Paleoclimate archives, such as high-resolution ice core records, provide a means to investigate past climate variability. Until recently, the Law Dome (Dome Summit South site) ice core record remained one of few millennial-length high-resolution coastal records in East Antarctica. A new ice core drilled in 2017/2018 at Mount Brown South, approximately 1000 km west of Law Dome, provides an additional high-resolution record that will likely span the last millennium in the Indian Ocean sector of East Antarctica. Here, we compare snow accumulation rates and sea salt concentrations in the upper portion (similar to 20 m) of three Mount Brown South ice cores and an updated Law Dome record over the period 1975-2016. Annual sea salt concentrations from the Mount Brown South site record preserve a stronger signal for the El Nino-Southern Oscillation (ENSO; austral winter and spring, r = 0.533, p < 0.001, Multivariate El Nino Index) compared to a previously defined Law Dome record of summer sea salt concentrations (November-February, r = 0.398, p = 0.010, Southern Oscillation Index). The Mount Brown South site record and Law Dome record preserve inverse signals for the ENSO, possibly due to longitudinal variability in meridional transport in the southern Indian Ocean, although further analysis is needed to confirm this. We suggest that ENSO-related sea surface temperature anomalies in the equatorial Pacific drive atmospheric teleconnections in the southern mid-latitudes. These anomalies are associated with a weakening (strengthening) of regional westerly winds to the north of Mount Brown South that correspond to years of low (high) sea salt deposition at Mount Brown South during La Nina (El Nino) events. The extended Mount Brown South annual sea salt record (when complete) may offer a new proxy record for reconstructions of the ENSO over the recent millennium, along with improved understanding of regional atmospheric variability in the southern Indian Ocean, in addition to that derived from Law Dome.

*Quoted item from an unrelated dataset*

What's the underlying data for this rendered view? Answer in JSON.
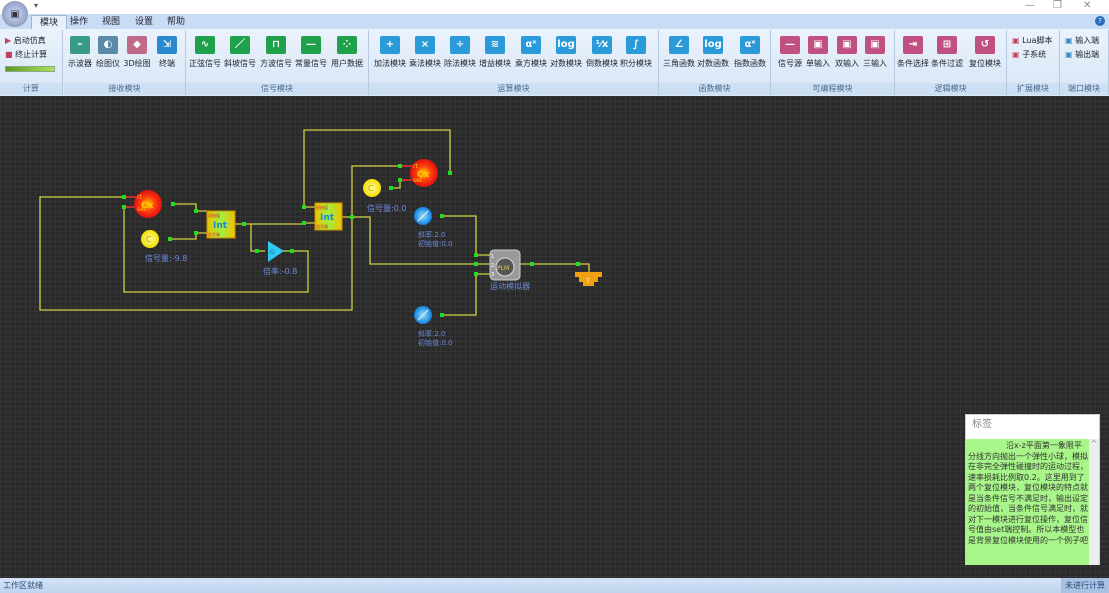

Original languageEnglish
JournalClimate of the Past
Volume17
Issue number5
Pages (from-to)1795-1818
Number of pages24
ISSN1814-9324
DOIs
Publication statusPublished - 9 Sep 2021

    Research areas

  • SURFACE MASS-BALANCE, ANNULAR MODE SAM, SNOW ACCUMULATION RATES, WILHELM-II LAND, LAW DOME, INDIAN-OCEAN, DECADAL VARIABILITY, CLIMATE VARIABILITY, SEA-ICE, ENSO

ID: 280057832